# TASK
What follows is a set of entries. Give them again exactly, without the pictures.

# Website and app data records
# # # # # # #
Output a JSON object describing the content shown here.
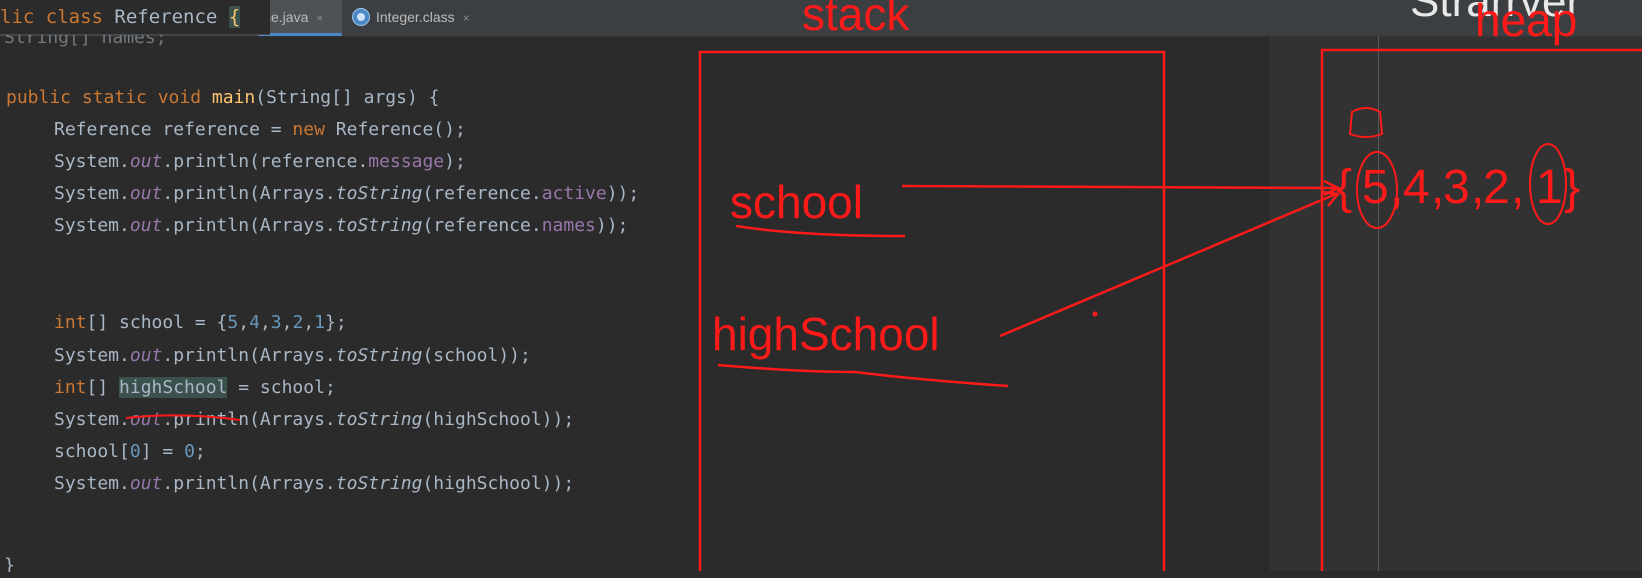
{
  "editor": {
    "sticky_header": {
      "prefix": "lic class",
      "class_name": "Reference",
      "brace": "{"
    },
    "tabs": [
      {
        "label": "ce.java",
        "close": "×"
      },
      {
        "label": "Integer.class",
        "close": "×"
      }
    ],
    "cut_line": "String[] names;",
    "closing_brace": "}",
    "lines": {
      "main_sig": {
        "a": "public static void ",
        "b": "main",
        "c": "(String[] args) {"
      },
      "l_ref": {
        "a": "Reference reference = ",
        "b": "new",
        "c": " Reference();"
      },
      "l_msg": {
        "a": "System.",
        "b": "out",
        "c": ".println(reference.",
        "d": "message",
        "e": ");"
      },
      "l_active": {
        "a": "System.",
        "b": "out",
        "c": ".println(Arrays.",
        "d": "toString",
        "e": "(reference.",
        "f": "active",
        "g": "));"
      },
      "l_names": {
        "a": "System.",
        "b": "out",
        "c": ".println(Arrays.",
        "d": "toString",
        "e": "(reference.",
        "f": "names",
        "g": "));"
      },
      "l_school": {
        "a": "int",
        "b": "[] school = {",
        "n1": "5",
        "c1": ",",
        "n2": "4",
        "c2": ",",
        "n3": "3",
        "c3": ",",
        "n4": "2",
        "c4": ",",
        "n5": "1",
        "e": "};"
      },
      "l_print_school": {
        "a": "System.",
        "b": "out",
        "c": ".println(Arrays.",
        "d": "toString",
        "e": "(school));"
      },
      "l_high": {
        "a": "int",
        "b": "[] ",
        "c": "highSchool",
        "d": " = school;"
      },
      "l_print_high": {
        "a": "System.",
        "b": "out",
        "c": ".println(Arrays.",
        "d": "toString",
        "e": "(highSchool));"
      },
      "l_assign": {
        "a": "school[",
        "n1": "0",
        "b": "] = ",
        "n2": "0",
        "c": ";"
      },
      "l_print_high2": {
        "a": "System.",
        "b": "out",
        "c": ".println(Arrays.",
        "d": "toString",
        "e": "(highSchool));"
      }
    }
  },
  "annotations": {
    "stack_label": "stack",
    "heap_label": "heap",
    "top_right_cut": "Strarrver",
    "school": "school",
    "highSchool": "highSchool",
    "array_digits": [
      "{",
      "5",
      ",",
      "4",
      ",",
      "3",
      ",",
      "2",
      ",",
      "1",
      "}"
    ],
    "ink_color": "#ff1a1a"
  }
}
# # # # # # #
# OUTPUT OF THE TASK
Output a JSON object describing the content shown here.
{
  "editor": {
    "sticky_header": {
      "prefix": "lic class",
      "class_name": "Reference",
      "brace": "{"
    },
    "tabs": [
      {
        "label": "ce.java",
        "close": "×"
      },
      {
        "label": "Integer.class",
        "close": "×"
      }
    ],
    "cut_line": "String[] names;",
    "closing_brace": "}",
    "lines": {
      "main_sig": {
        "a": "public static void ",
        "b": "main",
        "c": "(String[] args) {"
      },
      "l_ref": {
        "a": "Reference reference = ",
        "b": "new",
        "c": " Reference();"
      },
      "l_msg": {
        "a": "System.",
        "b": "out",
        "c": ".println(reference.",
        "d": "message",
        "e": ");"
      },
      "l_active": {
        "a": "System.",
        "b": "out",
        "c": ".println(Arrays.",
        "d": "toString",
        "e": "(reference.",
        "f": "active",
        "g": "));"
      },
      "l_names": {
        "a": "System.",
        "b": "out",
        "c": ".println(Arrays.",
        "d": "toString",
        "e": "(reference.",
        "f": "names",
        "g": "));"
      },
      "l_school": {
        "a": "int",
        "b": "[] school = {",
        "n1": "5",
        "c1": ",",
        "n2": "4",
        "c2": ",",
        "n3": "3",
        "c3": ",",
        "n4": "2",
        "c4": ",",
        "n5": "1",
        "e": "};"
      },
      "l_print_school": {
        "a": "System.",
        "b": "out",
        "c": ".println(Arrays.",
        "d": "toString",
        "e": "(school));"
      },
      "l_high": {
        "a": "int",
        "b": "[] ",
        "c": "highSchool",
        "d": " = school;"
      },
      "l_print_high": {
        "a": "System.",
        "b": "out",
        "c": ".println(Arrays.",
        "d": "toString",
        "e": "(highSchool));"
      },
      "l_assign": {
        "a": "school[",
        "n1": "0",
        "b": "] = ",
        "n2": "0",
        "c": ";"
      },
      "l_print_high2": {
        "a": "System.",
        "b": "out",
        "c": ".println(Arrays.",
        "d": "toString",
        "e": "(highSchool));"
      }
    }
  },
  "annotations": {
    "stack_label": "stack",
    "heap_label": "heap",
    "top_right_cut": "Strarrver",
    "school": "school",
    "highSchool": "highSchool",
    "array_digits": [
      "{",
      "5",
      ",",
      "4",
      ",",
      "3",
      ",",
      "2",
      ",",
      "1",
      "}"
    ],
    "ink_color": "#ff1a1a"
  }
}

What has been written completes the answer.